New Warship Building Strategy
Newer concepts in warship designs introduced weapon and electronics system modularity with interface standards to encompass modular ship design and construction, signature reduction and unmatched enhanced survivability. The modularity concept was developed to enable warships to tailor payloads according to operational needs, resulting in qualitative and quantitative jump in production levels, to an amazing 1.5 frigates per year.
REAR ADMIRAL (RETD) SUSHIL RAMSAY
IN THE RECENT PAST, Defence Minister A.K. Antony, in a written reply in the Lok Sabha, gave an elaborate overview on the current status of various indigenous warship building projects. Main features of his statement were that each of the programmes has severely suffered due to enormous cost and time overruns. All of the indigenous warship building projects are with three leading defence shipyards of the country and in percentage terms, the cost escalations alone have ranged between 157 per cent and 260 per cent. He informed the Lok Sabha that ‘acceptance of necessity’ for acquisition of six next generation stealth submarines under Project-75(I) has been accorded by the Defence Acquisitions Council. The proposal is being progressed. Cost details would be available on finalisation of contracts. However, it will take at least two to three years for the contract to be finalised and another seven years before the first boat is rolled out. Quite clearly, the time estimate for the fruition of the project would be injurious to the rapidly depleting force levels of submarine combat arm.
While he did not quantify the extant of time overruns of the projects, it is a well known fact that the existing system of assigning the indigenous warship projects by nomination to the three defence shipyards of the country has resulted in order books of each of the shipyards choked beyond their existing capacity for the next 15-20 years. The other prominent reasons ascribed were non-availability of critical construction materials on time, delays in acquisition of weapon equipment and systems from abroad, delays in finalisation of propulsion system and equipment, as also delays in finalisation of indigenous substitutes and its availability.
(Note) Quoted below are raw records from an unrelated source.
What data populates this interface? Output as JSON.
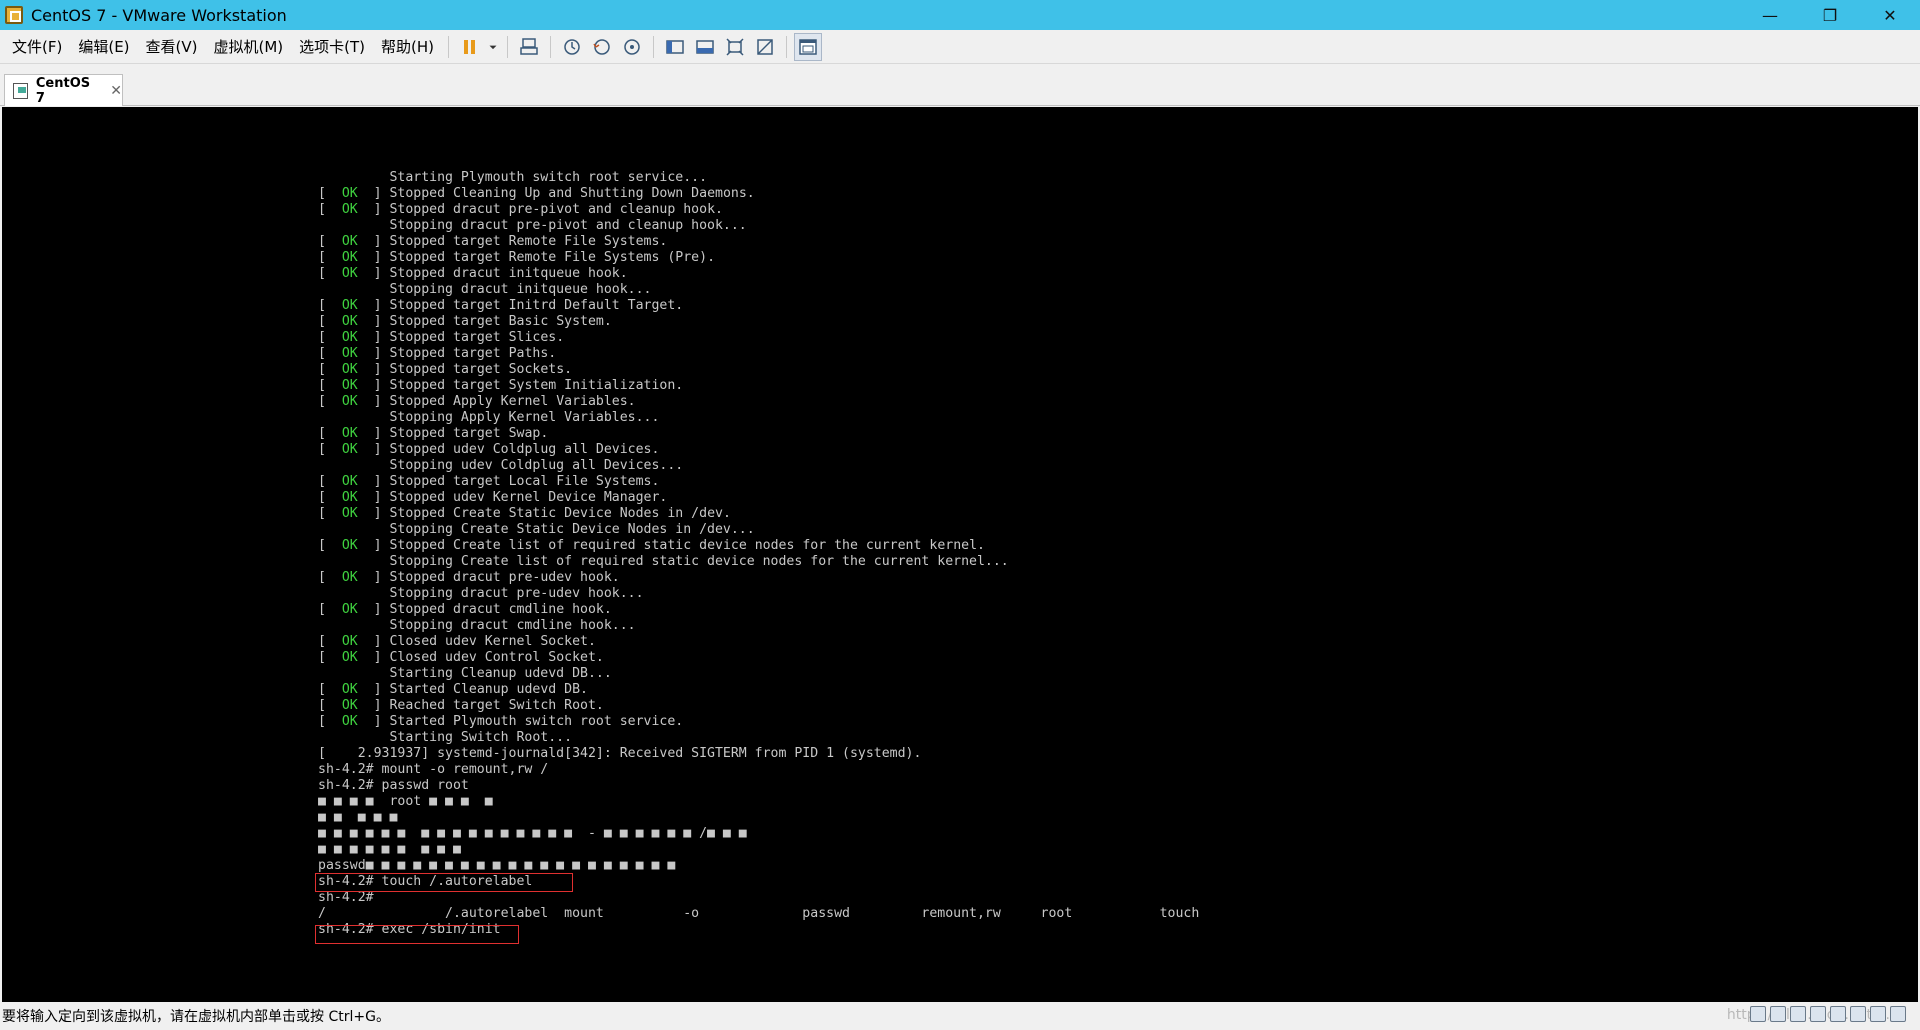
{
  "window": {
    "title": "CentOS 7 - VMware Workstation",
    "minimize": "—",
    "restore": "❐",
    "close": "✕"
  },
  "menu": [
    {
      "label": "文件(F)"
    },
    {
      "label": "编辑(E)"
    },
    {
      "label": "查看(V)"
    },
    {
      "label": "虚拟机(M)"
    },
    {
      "label": "选项卡(T)"
    },
    {
      "label": "帮助(H)"
    }
  ],
  "tab": {
    "label": "CentOS 7",
    "close": "✕"
  },
  "console": {
    "lines": [
      {
        "prefix": "",
        "ok": false,
        "text": "         Starting Plymouth switch root service..."
      },
      {
        "ok": true,
        "text": "Stopped Cleaning Up and Shutting Down Daemons."
      },
      {
        "ok": true,
        "text": "Stopped dracut pre-pivot and cleanup hook."
      },
      {
        "ok": false,
        "text": "         Stopping dracut pre-pivot and cleanup hook..."
      },
      {
        "ok": true,
        "text": "Stopped target Remote File Systems."
      },
      {
        "ok": true,
        "text": "Stopped target Remote File Systems (Pre)."
      },
      {
        "ok": true,
        "text": "Stopped dracut initqueue hook."
      },
      {
        "ok": false,
        "text": "         Stopping dracut initqueue hook..."
      },
      {
        "ok": true,
        "text": "Stopped target Initrd Default Target."
      },
      {
        "ok": true,
        "text": "Stopped target Basic System."
      },
      {
        "ok": true,
        "text": "Stopped target Slices."
      },
      {
        "ok": true,
        "text": "Stopped target Paths."
      },
      {
        "ok": true,
        "text": "Stopped target Sockets."
      },
      {
        "ok": true,
        "text": "Stopped target System Initialization."
      },
      {
        "ok": true,
        "text": "Stopped Apply Kernel Variables."
      },
      {
        "ok": false,
        "text": "         Stopping Apply Kernel Variables..."
      },
      {
        "ok": true,
        "text": "Stopped target Swap."
      },
      {
        "ok": true,
        "text": "Stopped udev Coldplug all Devices."
      },
      {
        "ok": false,
        "text": "         Stopping udev Coldplug all Devices..."
      },
      {
        "ok": true,
        "text": "Stopped target Local File Systems."
      },
      {
        "ok": true,
        "text": "Stopped udev Kernel Device Manager."
      },
      {
        "ok": true,
        "text": "Stopped Create Static Device Nodes in /dev."
      },
      {
        "ok": false,
        "text": "         Stopping Create Static Device Nodes in /dev..."
      },
      {
        "ok": true,
        "text": "Stopped Create list of required static device nodes for the current kernel."
      },
      {
        "ok": false,
        "text": "         Stopping Create list of required static device nodes for the current kernel..."
      },
      {
        "ok": true,
        "text": "Stopped dracut pre-udev hook."
      },
      {
        "ok": false,
        "text": "         Stopping dracut pre-udev hook..."
      },
      {
        "ok": true,
        "text": "Stopped dracut cmdline hook."
      },
      {
        "ok": false,
        "text": "         Stopping dracut cmdline hook..."
      },
      {
        "ok": true,
        "text": "Closed udev Kernel Socket."
      },
      {
        "ok": true,
        "text": "Closed udev Control Socket."
      },
      {
        "ok": false,
        "text": "         Starting Cleanup udevd DB..."
      },
      {
        "ok": true,
        "text": "Started Cleanup udevd DB."
      },
      {
        "ok": true,
        "text": "Reached target Switch Root."
      },
      {
        "ok": true,
        "text": "Started Plymouth switch root service."
      },
      {
        "ok": false,
        "text": "         Starting Switch Root..."
      },
      {
        "ok": false,
        "text": "[    2.931937] systemd-journald[342]: Received SIGTERM from PID 1 (systemd)."
      },
      {
        "ok": false,
        "text": "sh-4.2# mount -o remount,rw /"
      },
      {
        "ok": false,
        "text": "sh-4.2# passwd root"
      },
      {
        "ok": false,
        "text": "■ ■ ■ ■  root ■ ■ ■  ■"
      },
      {
        "ok": false,
        "text": "■ ■  ■ ■ ■"
      },
      {
        "ok": false,
        "text": "■ ■ ■ ■ ■ ■  ■ ■ ■ ■ ■ ■ ■ ■ ■ ■  - ■ ■ ■ ■ ■ ■ /■ ■ ■"
      },
      {
        "ok": false,
        "text": "■ ■ ■ ■ ■ ■  ■ ■ ■"
      },
      {
        "ok": false,
        "text": "passwd■ ■ ■ ■ ■ ■ ■ ■ ■ ■ ■ ■ ■ ■ ■ ■ ■ ■ ■ ■"
      },
      {
        "ok": false,
        "text": "sh-4.2# touch /.autorelabel"
      },
      {
        "ok": false,
        "text": "sh-4.2#"
      },
      {
        "ok": false,
        "text": "/               /.autorelabel  mount          -o             passwd         remount,rw     root           touch"
      },
      {
        "ok": false,
        "text": "sh-4.2# exec /sbin/init"
      }
    ]
  },
  "status": {
    "text": "要将输入定向到该虚拟机，请在虚拟机内部单击或按 Ctrl+G。",
    "watermark": "https://blog.csdn.net/..."
  }
}
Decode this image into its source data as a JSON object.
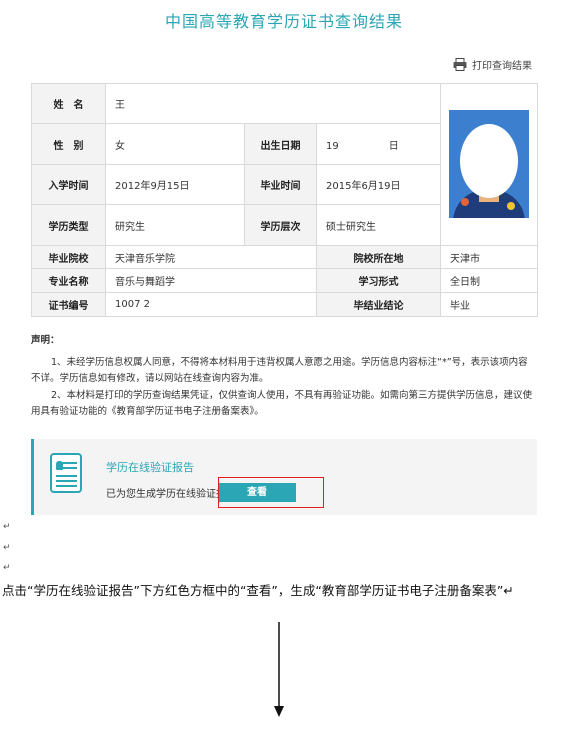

While each of the defence shipyards were compelled to initiate modernisation plans to induct newer shipbuilding technologies, facilities, practices, processes, capacity upgrades, and infrastructure augmentation to match up the order book position; execution of plans itself have caused protracted delays, due to lethargic and tedious decision-making, procurement and acquisition processes, etc. The prime objectives of planned modernisation programmes of defence shipyards are aimed at achieving the qualitative and quantitative augmentation of building and delivering quality warships at competitive cost with shorter construction periods, increased capacity, product mix and shortened delivery schedules. Regrettably, these objectives have fallen way short of the stated aspirations of improving productivity levels of defence shipyards.
Exhorting the need for imbibing newer concepts in naval ship design and construction, Commander Douglas C. Deans, a former naval architect of high repute recommends Modules and the Blocks that follow are built to very tight and exacting tolerances. They are continuously monitored during construction and assembled to form the Platform at exact positions using laser trackers., “The shipbuilding industry and the associated research and develop- ment (R&D) organisations are in need of a major renaissance and reformation led by young dynamic and innovative professionals who can think boldly and act beyond the conventional box. Like Lego sets, the next generation of ships designs can be reconfigured for new missions within weeks and even assembled if the modules are built and available at selected locations.”
Global Success Stories
Fully conscious of prevailing intense competition, unpredictable economic conditions and its impact on industrial growth,
Littoral Combat Ship USS Fort Worth under construction at Marinette Marine Shipyard